§ WORK INSTRUCTION
Set down every entry again exactly as it stands below.

§ AVAILABLE DATA
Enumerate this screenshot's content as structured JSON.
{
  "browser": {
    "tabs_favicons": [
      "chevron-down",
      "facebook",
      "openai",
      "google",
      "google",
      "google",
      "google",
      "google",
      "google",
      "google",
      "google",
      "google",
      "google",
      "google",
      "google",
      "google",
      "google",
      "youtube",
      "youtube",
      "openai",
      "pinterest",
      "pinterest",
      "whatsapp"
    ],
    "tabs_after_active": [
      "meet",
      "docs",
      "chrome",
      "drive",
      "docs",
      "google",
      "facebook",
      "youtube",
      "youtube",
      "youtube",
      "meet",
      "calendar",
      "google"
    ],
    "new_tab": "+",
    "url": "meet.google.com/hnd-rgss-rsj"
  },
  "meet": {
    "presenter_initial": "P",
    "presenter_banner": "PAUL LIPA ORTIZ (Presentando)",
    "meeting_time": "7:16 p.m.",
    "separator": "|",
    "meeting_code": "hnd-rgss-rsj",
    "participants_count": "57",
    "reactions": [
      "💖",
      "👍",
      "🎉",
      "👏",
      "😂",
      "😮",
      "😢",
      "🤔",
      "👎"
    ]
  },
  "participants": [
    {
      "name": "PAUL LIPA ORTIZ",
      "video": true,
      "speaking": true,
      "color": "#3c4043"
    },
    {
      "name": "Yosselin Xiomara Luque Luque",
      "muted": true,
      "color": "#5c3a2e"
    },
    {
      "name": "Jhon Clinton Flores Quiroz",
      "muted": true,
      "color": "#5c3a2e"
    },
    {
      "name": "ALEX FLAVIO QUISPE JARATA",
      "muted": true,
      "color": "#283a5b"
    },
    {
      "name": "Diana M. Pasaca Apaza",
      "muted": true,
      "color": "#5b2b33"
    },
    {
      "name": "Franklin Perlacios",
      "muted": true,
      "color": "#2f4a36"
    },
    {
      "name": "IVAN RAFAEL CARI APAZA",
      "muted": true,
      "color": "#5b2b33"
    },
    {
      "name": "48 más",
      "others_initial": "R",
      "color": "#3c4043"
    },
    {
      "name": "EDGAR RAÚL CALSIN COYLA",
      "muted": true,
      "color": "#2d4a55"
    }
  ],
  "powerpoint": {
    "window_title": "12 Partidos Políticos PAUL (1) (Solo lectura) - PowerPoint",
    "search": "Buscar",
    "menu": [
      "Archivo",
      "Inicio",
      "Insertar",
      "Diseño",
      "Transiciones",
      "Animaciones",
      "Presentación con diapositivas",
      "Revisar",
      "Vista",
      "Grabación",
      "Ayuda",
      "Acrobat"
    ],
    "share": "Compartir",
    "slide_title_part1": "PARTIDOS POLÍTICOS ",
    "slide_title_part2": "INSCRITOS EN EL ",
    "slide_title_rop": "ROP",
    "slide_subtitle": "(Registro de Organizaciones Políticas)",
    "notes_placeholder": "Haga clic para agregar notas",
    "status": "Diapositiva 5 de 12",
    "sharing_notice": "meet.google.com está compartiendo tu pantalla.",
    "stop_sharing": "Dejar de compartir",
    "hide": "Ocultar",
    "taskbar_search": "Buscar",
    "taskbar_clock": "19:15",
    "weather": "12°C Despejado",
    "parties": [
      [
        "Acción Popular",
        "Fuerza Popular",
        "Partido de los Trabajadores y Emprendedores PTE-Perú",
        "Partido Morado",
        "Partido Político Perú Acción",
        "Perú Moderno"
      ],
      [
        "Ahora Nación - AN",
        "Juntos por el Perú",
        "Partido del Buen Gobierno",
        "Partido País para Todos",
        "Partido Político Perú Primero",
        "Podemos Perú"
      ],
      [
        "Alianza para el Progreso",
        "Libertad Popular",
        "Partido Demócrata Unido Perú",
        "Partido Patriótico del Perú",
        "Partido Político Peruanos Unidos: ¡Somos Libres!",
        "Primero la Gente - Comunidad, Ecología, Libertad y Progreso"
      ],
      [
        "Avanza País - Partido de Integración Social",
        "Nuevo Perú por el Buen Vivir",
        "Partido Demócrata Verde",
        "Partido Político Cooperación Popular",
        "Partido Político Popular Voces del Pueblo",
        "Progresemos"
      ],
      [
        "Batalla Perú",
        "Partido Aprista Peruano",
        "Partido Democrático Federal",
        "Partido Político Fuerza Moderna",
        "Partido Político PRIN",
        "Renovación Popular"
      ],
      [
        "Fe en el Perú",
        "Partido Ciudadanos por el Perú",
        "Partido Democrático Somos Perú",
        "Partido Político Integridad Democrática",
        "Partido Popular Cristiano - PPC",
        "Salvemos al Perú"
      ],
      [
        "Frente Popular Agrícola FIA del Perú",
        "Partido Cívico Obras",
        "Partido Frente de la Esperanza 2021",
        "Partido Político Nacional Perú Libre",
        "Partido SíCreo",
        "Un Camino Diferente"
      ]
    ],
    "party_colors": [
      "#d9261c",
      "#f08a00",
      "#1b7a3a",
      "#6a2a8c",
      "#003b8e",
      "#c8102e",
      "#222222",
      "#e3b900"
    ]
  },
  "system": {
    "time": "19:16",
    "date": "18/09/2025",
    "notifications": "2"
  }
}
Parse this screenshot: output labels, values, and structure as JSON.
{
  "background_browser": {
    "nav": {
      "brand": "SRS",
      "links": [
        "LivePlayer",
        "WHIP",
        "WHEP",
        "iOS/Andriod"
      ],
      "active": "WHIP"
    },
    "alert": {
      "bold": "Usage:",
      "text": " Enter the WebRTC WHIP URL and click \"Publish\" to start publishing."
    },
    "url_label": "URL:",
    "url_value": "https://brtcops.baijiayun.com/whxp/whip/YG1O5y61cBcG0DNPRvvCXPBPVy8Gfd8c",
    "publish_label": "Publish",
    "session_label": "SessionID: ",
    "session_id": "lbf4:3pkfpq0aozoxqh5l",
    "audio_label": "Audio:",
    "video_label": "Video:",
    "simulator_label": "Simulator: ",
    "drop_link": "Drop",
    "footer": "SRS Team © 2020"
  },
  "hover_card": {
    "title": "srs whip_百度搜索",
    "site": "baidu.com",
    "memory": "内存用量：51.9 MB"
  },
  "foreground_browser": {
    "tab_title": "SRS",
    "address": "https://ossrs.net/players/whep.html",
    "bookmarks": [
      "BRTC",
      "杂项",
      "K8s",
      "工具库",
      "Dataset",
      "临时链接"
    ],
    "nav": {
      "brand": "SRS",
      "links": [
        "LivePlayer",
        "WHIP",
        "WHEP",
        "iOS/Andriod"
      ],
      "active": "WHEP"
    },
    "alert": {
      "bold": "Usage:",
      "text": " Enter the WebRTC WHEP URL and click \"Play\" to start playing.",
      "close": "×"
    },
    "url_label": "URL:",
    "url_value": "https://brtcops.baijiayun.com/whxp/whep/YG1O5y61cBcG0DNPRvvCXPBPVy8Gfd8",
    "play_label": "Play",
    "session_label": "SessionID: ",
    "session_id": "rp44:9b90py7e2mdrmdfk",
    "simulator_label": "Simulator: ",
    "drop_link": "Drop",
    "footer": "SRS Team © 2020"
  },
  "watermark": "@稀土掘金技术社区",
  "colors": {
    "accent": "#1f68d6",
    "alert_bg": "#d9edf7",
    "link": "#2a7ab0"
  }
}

§ RESPONSE TO THE EXERCISE
Enumerate this screenshot's content as structured JSON.
{
  "browser": {
    "tabs_favicons": [
      "chevron-down",
      "facebook",
      "openai",
      "google",
      "google",
      "google",
      "google",
      "google",
      "google",
      "google",
      "google",
      "google",
      "google",
      "google",
      "google",
      "google",
      "google",
      "youtube",
      "youtube",
      "openai",
      "pinterest",
      "pinterest",
      "whatsapp"
    ],
    "tabs_after_active": [
      "meet",
      "docs",
      "chrome",
      "drive",
      "docs",
      "google",
      "facebook",
      "youtube",
      "youtube",
      "youtube",
      "meet",
      "calendar",
      "google"
    ],
    "new_tab": "+",
    "url": "meet.google.com/hnd-rgss-rsj"
  },
  "meet": {
    "presenter_initial": "P",
    "presenter_banner": "PAUL LIPA ORTIZ (Presentando)",
    "meeting_time": "7:16 p.m.",
    "separator": "|",
    "meeting_code": "hnd-rgss-rsj",
    "participants_count": "57",
    "reactions": [
      "💖",
      "👍",
      "🎉",
      "👏",
      "😂",
      "😮",
      "😢",
      "🤔",
      "👎"
    ]
  },
  "participants": [
    {
      "name": "PAUL LIPA ORTIZ",
      "video": true,
      "speaking": true,
      "color": "#3c4043"
    },
    {
      "name": "Yosselin Xiomara Luque Luque",
      "muted": true,
      "color": "#5c3a2e"
    },
    {
      "name": "Jhon Clinton Flores Quiroz",
      "muted": true,
      "color": "#5c3a2e"
    },
    {
      "name": "ALEX FLAVIO QUISPE JARATA",
      "muted": true,
      "color": "#283a5b"
    },
    {
      "name": "Diana M. Pasaca Apaza",
      "muted": true,
      "color": "#5b2b33"
    },
    {
      "name": "Franklin Perlacios",
      "muted": true,
      "color": "#2f4a36"
    },
    {
      "name": "IVAN RAFAEL CARI APAZA",
      "muted": true,
      "color": "#5b2b33"
    },
    {
      "name": "48 más",
      "others_initial": "R",
      "color": "#3c4043"
    },
    {
      "name": "EDGAR RAÚL CALSIN COYLA",
      "muted": true,
      "color": "#2d4a55"
    }
  ],
  "powerpoint": {
    "window_title": "12 Partidos Políticos PAUL (1) (Solo lectura) - PowerPoint",
    "search": "Buscar",
    "menu": [
      "Archivo",
      "Inicio",
      "Insertar",
      "Diseño",
      "Transiciones",
      "Animaciones",
      "Presentación con diapositivas",
      "Revisar",
      "Vista",
      "Grabación",
      "Ayuda",
      "Acrobat"
    ],
    "share": "Compartir",
    "slide_title_part1": "PARTIDOS POLÍTICOS ",
    "slide_title_part2": "INSCRITOS EN EL ",
    "slide_title_rop": "ROP",
    "slide_subtitle": "(Registro de Organizaciones Políticas)",
    "notes_placeholder": "Haga clic para agregar notas",
    "status": "Diapositiva 5 de 12",
    "sharing_notice": "meet.google.com está compartiendo tu pantalla.",
    "stop_sharing": "Dejar de compartir",
    "hide": "Ocultar",
    "taskbar_search": "Buscar",
    "taskbar_clock": "19:15",
    "weather": "12°C Despejado",
    "parties": [
      [
        "Acción Popular",
        "Fuerza Popular",
        "Partido de los Trabajadores y Emprendedores PTE-Perú",
        "Partido Morado",
        "Partido Político Perú Acción",
        "Perú Moderno"
      ],
      [
        "Ahora Nación - AN",
        "Juntos por el Perú",
        "Partido del Buen Gobierno",
        "Partido País para Todos",
        "Partido Político Perú Primero",
        "Podemos Perú"
      ],
      [
        "Alianza para el Progreso",
        "Libertad Popular",
        "Partido Demócrata Unido Perú",
        "Partido Patriótico del Perú",
        "Partido Político Peruanos Unidos: ¡Somos Libres!",
        "Primero la Gente - Comunidad, Ecología, Libertad y Progreso"
      ],
      [
        "Avanza País - Partido de Integración Social",
        "Nuevo Perú por el Buen Vivir",
        "Partido Demócrata Verde",
        "Partido Político Cooperación Popular",
        "Partido Político Popular Voces del Pueblo",
        "Progresemos"
      ],
      [
        "Batalla Perú",
        "Partido Aprista Peruano",
        "Partido Democrático Federal",
        "Partido Político Fuerza Moderna",
        "Partido Político PRIN",
        "Renovación Popular"
      ],
      [
        "Fe en el Perú",
        "Partido Ciudadanos por el Perú",
        "Partido Democrático Somos Perú",
        "Partido Político Integridad Democrática",
        "Partido Popular Cristiano - PPC",
        "Salvemos al Perú"
      ],
      [
        "Frente Popular Agrícola FIA del Perú",
        "Partido Cívico Obras",
        "Partido Frente de la Esperanza 2021",
        "Partido Político Nacional Perú Libre",
        "Partido SíCreo",
        "Un Camino Diferente"
      ]
    ],
    "party_colors": [
      "#d9261c",
      "#f08a00",
      "#1b7a3a",
      "#6a2a8c",
      "#003b8e",
      "#c8102e",
      "#222222",
      "#e3b900"
    ]
  },
  "system": {
    "time": "19:16",
    "date": "18/09/2025",
    "notifications": "2"
  }
}
Parse this screenshot: output labels, values, and structure as JSON.
{
  "background_browser": {
    "nav": {
      "brand": "SRS",
      "links": [
        "LivePlayer",
        "WHIP",
        "WHEP",
        "iOS/Andriod"
      ],
      "active": "WHIP"
    },
    "alert": {
      "bold": "Usage:",
      "text": " Enter the WebRTC WHIP URL and click \"Publish\" to start publishing."
    },
    "url_label": "URL:",
    "url_value": "https://brtcops.baijiayun.com/whxp/whip/YG1O5y61cBcG0DNPRvvCXPBPVy8Gfd8c",
    "publish_label": "Publish",
    "session_label": "SessionID: ",
    "session_id": "lbf4:3pkfpq0aozoxqh5l",
    "audio_label": "Audio:",
    "video_label": "Video:",
    "simulator_label": "Simulator: ",
    "drop_link": "Drop",
    "footer": "SRS Team © 2020"
  },
  "hover_card": {
    "title": "srs whip_百度搜索",
    "site": "baidu.com",
    "memory": "内存用量：51.9 MB"
  },
  "foreground_browser": {
    "tab_title": "SRS",
    "address": "https://ossrs.net/players/whep.html",
    "bookmarks": [
      "BRTC",
      "杂项",
      "K8s",
      "工具库",
      "Dataset",
      "临时链接"
    ],
    "nav": {
      "brand": "SRS",
      "links": [
        "LivePlayer",
        "WHIP",
        "WHEP",
        "iOS/Andriod"
      ],
      "active": "WHEP"
    },
    "alert": {
      "bold": "Usage:",
      "text": " Enter the WebRTC WHEP URL and click \"Play\" to start playing.",
      "close": "×"
    },
    "url_label": "URL:",
    "url_value": "https://brtcops.baijiayun.com/whxp/whep/YG1O5y61cBcG0DNPRvvCXPBPVy8Gfd8",
    "play_label": "Play",
    "session_label": "SessionID: ",
    "session_id": "rp44:9b90py7e2mdrmdfk",
    "simulator_label": "Simulator: ",
    "drop_link": "Drop",
    "footer": "SRS Team © 2020"
  },
  "watermark": "@稀土掘金技术社区",
  "colors": {
    "accent": "#1f68d6",
    "alert_bg": "#d9edf7",
    "link": "#2a7ab0"
  }
}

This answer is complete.